Altogether, said Port of Seattle CEO Ted Fick, “It’s a big darn deal for Seattle.
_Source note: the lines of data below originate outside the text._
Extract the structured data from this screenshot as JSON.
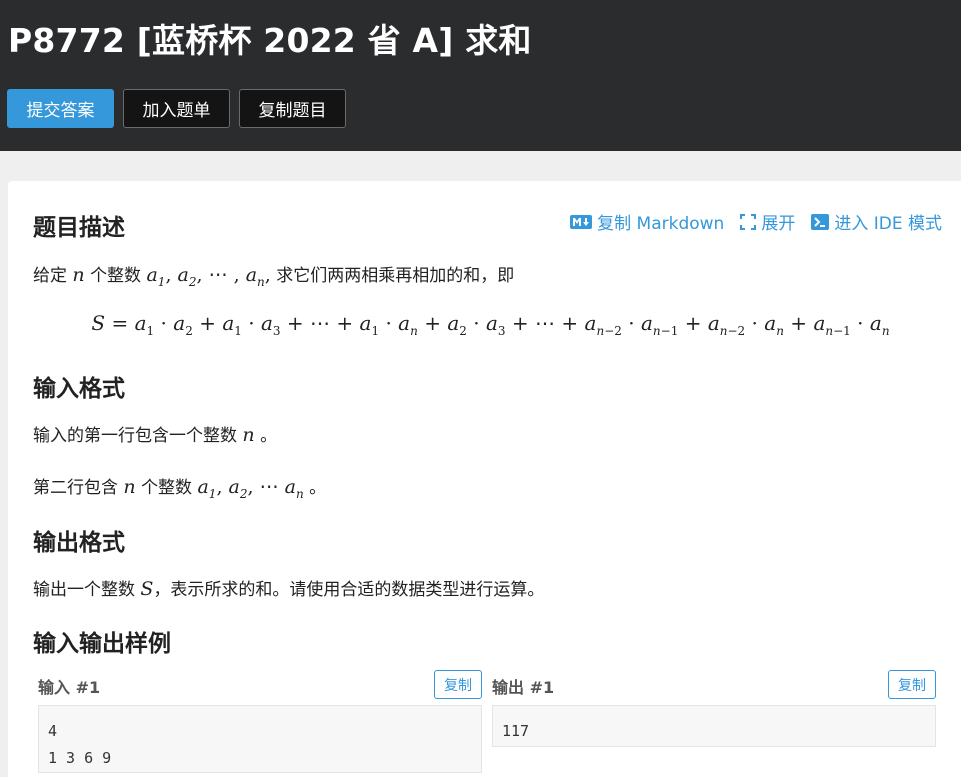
{
  "header": {
    "title": "P8772 [蓝桥杯 2022 省 A] 求和",
    "buttons": {
      "submit": "提交答案",
      "add_to_list": "加入题单",
      "copy_problem": "复制题目"
    }
  },
  "toolbar": {
    "copy_markdown": "复制 Markdown",
    "expand": "展开",
    "ide_mode": "进入 IDE 模式"
  },
  "sections": {
    "description": {
      "heading": "题目描述",
      "text_prefix": "给定",
      "text_mid": "个整数",
      "text_suffix": "求它们两两相乘再相加的和，即"
    },
    "input_format": {
      "heading": "输入格式",
      "line1_prefix": "输入的第一行包含一个整数",
      "line1_suffix": "。",
      "line2_prefix": "第二行包含",
      "line2_mid": "个整数",
      "line2_suffix": "。"
    },
    "output_format": {
      "heading": "输出格式",
      "line_prefix": "输出一个整数",
      "line_suffix": "，表示所求的和。请使用合适的数据类型进行运算。"
    },
    "samples": {
      "heading": "输入输出样例",
      "input_label": "输入 #1",
      "output_label": "输出 #1",
      "copy_label": "复制",
      "input_value": "4\n1 3 6 9",
      "output_value": "117"
    }
  },
  "colors": {
    "header_bg": "#2b2c2e",
    "accent": "#3498db",
    "page_bg": "#efefef"
  },
  "icons": [
    "markdown-icon",
    "expand-icon",
    "terminal-icon"
  ]
}
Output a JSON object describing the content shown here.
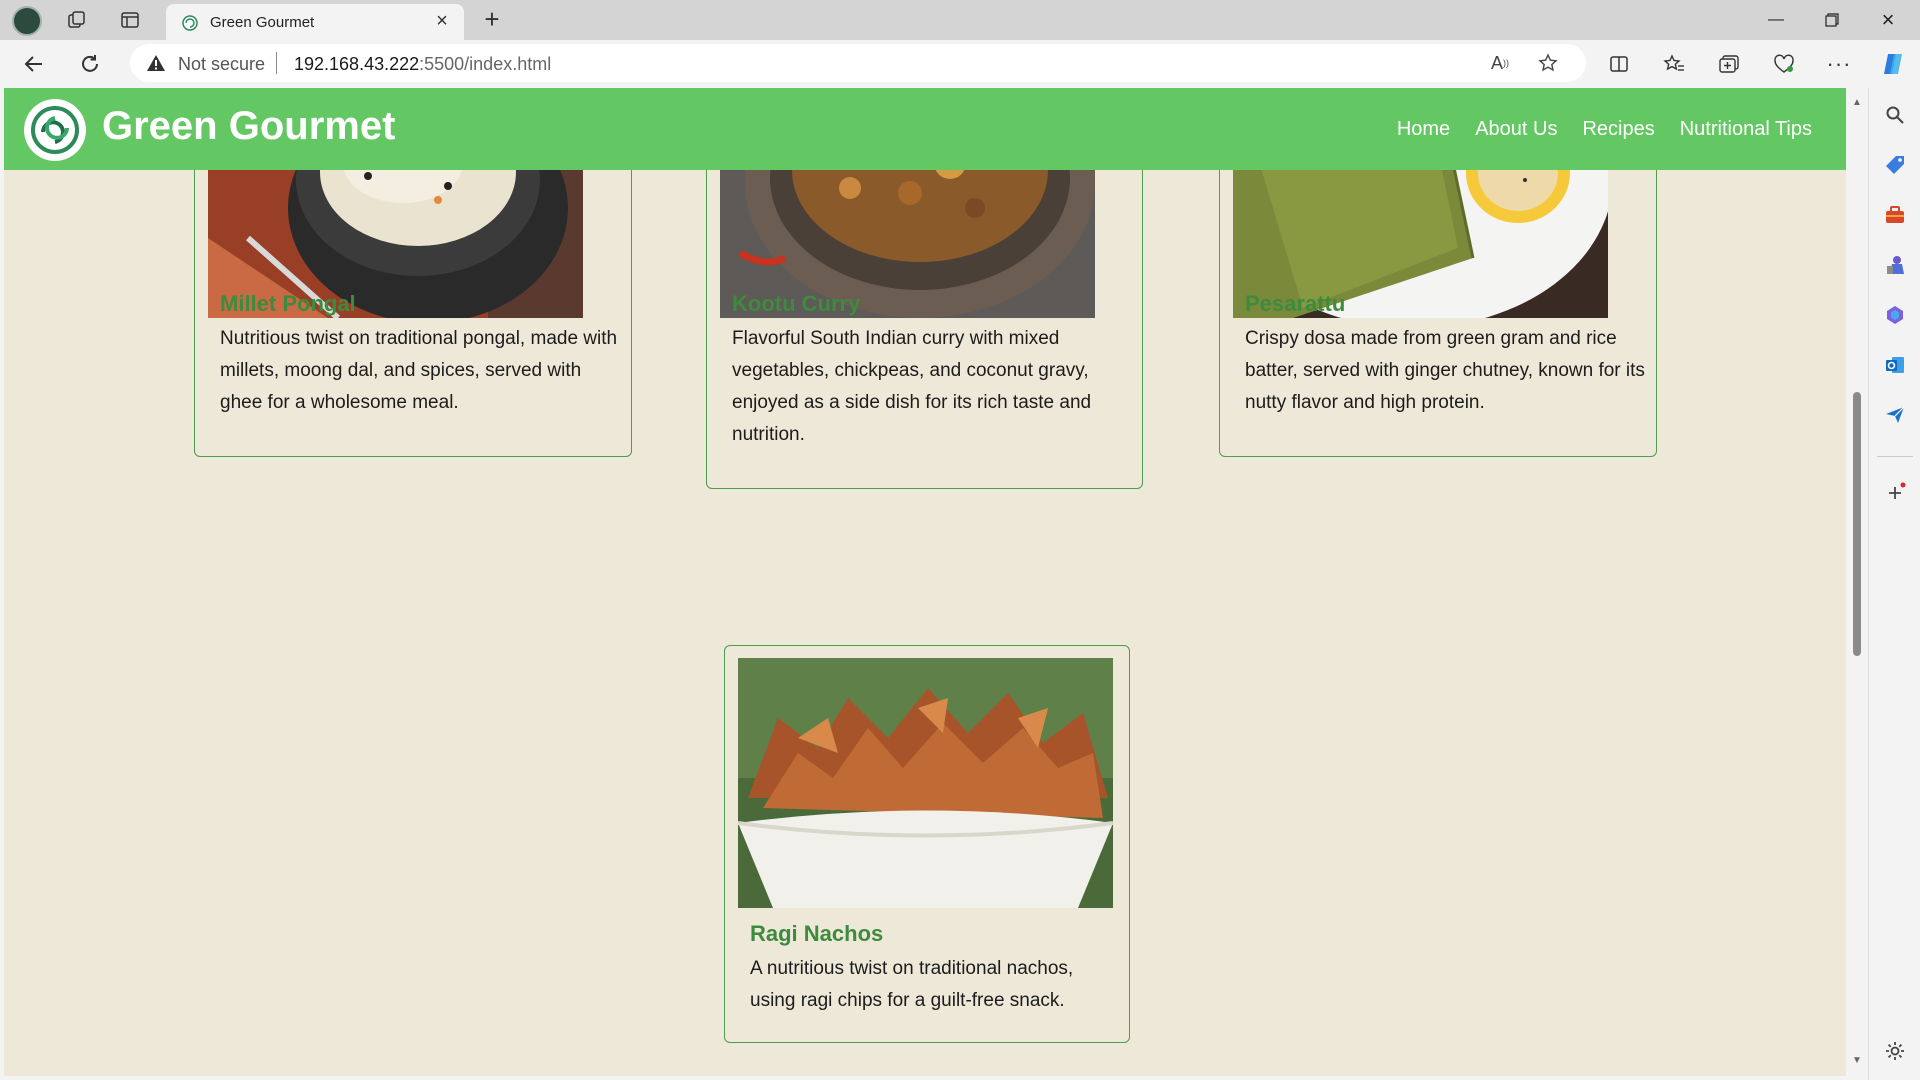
{
  "browser": {
    "tab_title": "Green Gourmet",
    "security_label": "Not secure",
    "url_host": "192.168.43.222",
    "url_rest": ":5500/index.html"
  },
  "site": {
    "brand": "Green Gourmet",
    "nav": [
      "Home",
      "About Us",
      "Recipes",
      "Nutritional Tips"
    ],
    "colors": {
      "header": "#63c763",
      "heading": "#3d8b3d",
      "background": "#ede8d8"
    }
  },
  "recipes": [
    {
      "name": "Millet Pongal",
      "description": "Nutritious twist on traditional pongal, made with millets, moong dal, and spices, served with ghee for a wholesome meal."
    },
    {
      "name": "Kootu Curry",
      "description": "Flavorful South Indian curry with mixed vegetables, chickpeas, and coconut gravy, enjoyed as a side dish for its rich taste and nutrition."
    },
    {
      "name": "Pesarattu",
      "description": "Crispy dosa made from green gram and rice batter, served with ginger chutney, known for its nutty flavor and high protein."
    },
    {
      "name": "Ragi Nachos",
      "description": "A nutritious twist on traditional nachos, using ragi chips for a guilt-free snack."
    }
  ]
}
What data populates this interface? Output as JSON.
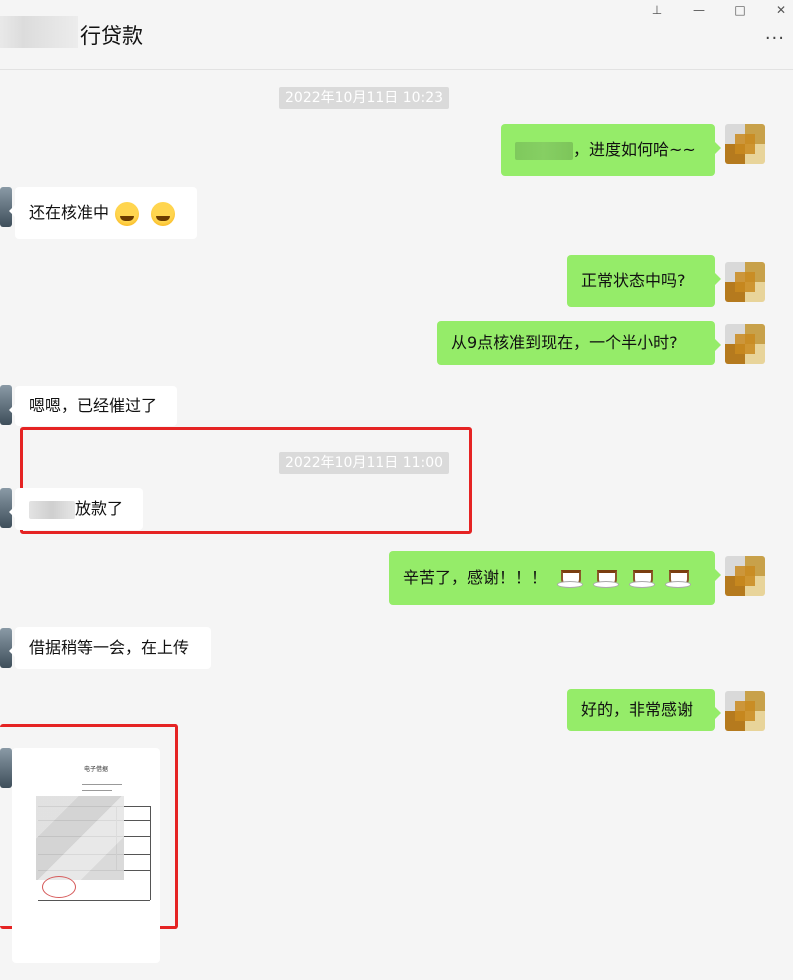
{
  "header": {
    "title": "行贷款"
  },
  "window_controls": {
    "pin": "⊥",
    "minimize": "—",
    "maximize": "□",
    "close": "✕"
  },
  "more_label": "···",
  "messages": {
    "ts1": "2022年10月11日 10:23",
    "m1_text": "，进度如何哈~~",
    "m2_text": "还在核准中",
    "m3_text": "正常状态中吗?",
    "m4_text": "从9点核准到现在，一个半小时?",
    "m5_text": "嗯嗯，已经催过了",
    "ts2": "2022年10月11日 11:00",
    "m6_text": "放款了",
    "m7_text": "辛苦了，感谢！！！",
    "m8_text": "借据稍等一会，在上传",
    "m9_text": "好的，非常感谢"
  },
  "document_preview": {
    "title": "电子借据"
  },
  "colors": {
    "self_bubble": "#95ec69",
    "other_bubble": "#ffffff",
    "highlight_box": "#e52323",
    "background": "#f5f5f5"
  },
  "icons": {
    "laugh_emoji": "laughing-crying-emoji",
    "coffee_emoji": "hot-beverage-emoji"
  }
}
Every ship call is at least $2.5 million impact for Seattle.”

He added that the Port separately plans $20 million in improvements to the Bell Harbor Conference Center adjacent to Pier 66. The first portion was just approved by the Port commission, Fick said.

Stuart noted that Norwegian was the first cruise line to begin Alaska sailings out of Seattle rather than Vancouver, B.C. Now there are seven lines that run that route, using 11 vessels.

Collectively, they carried 898,000 passengers during the 2015 season, and upward of 960,000 this summer, said Fick.

The Port expects that number to surpass 1 million next summer.

This story was updated on Oct. 14 to include mention of Royal Caribbean’s largest cruise ship here.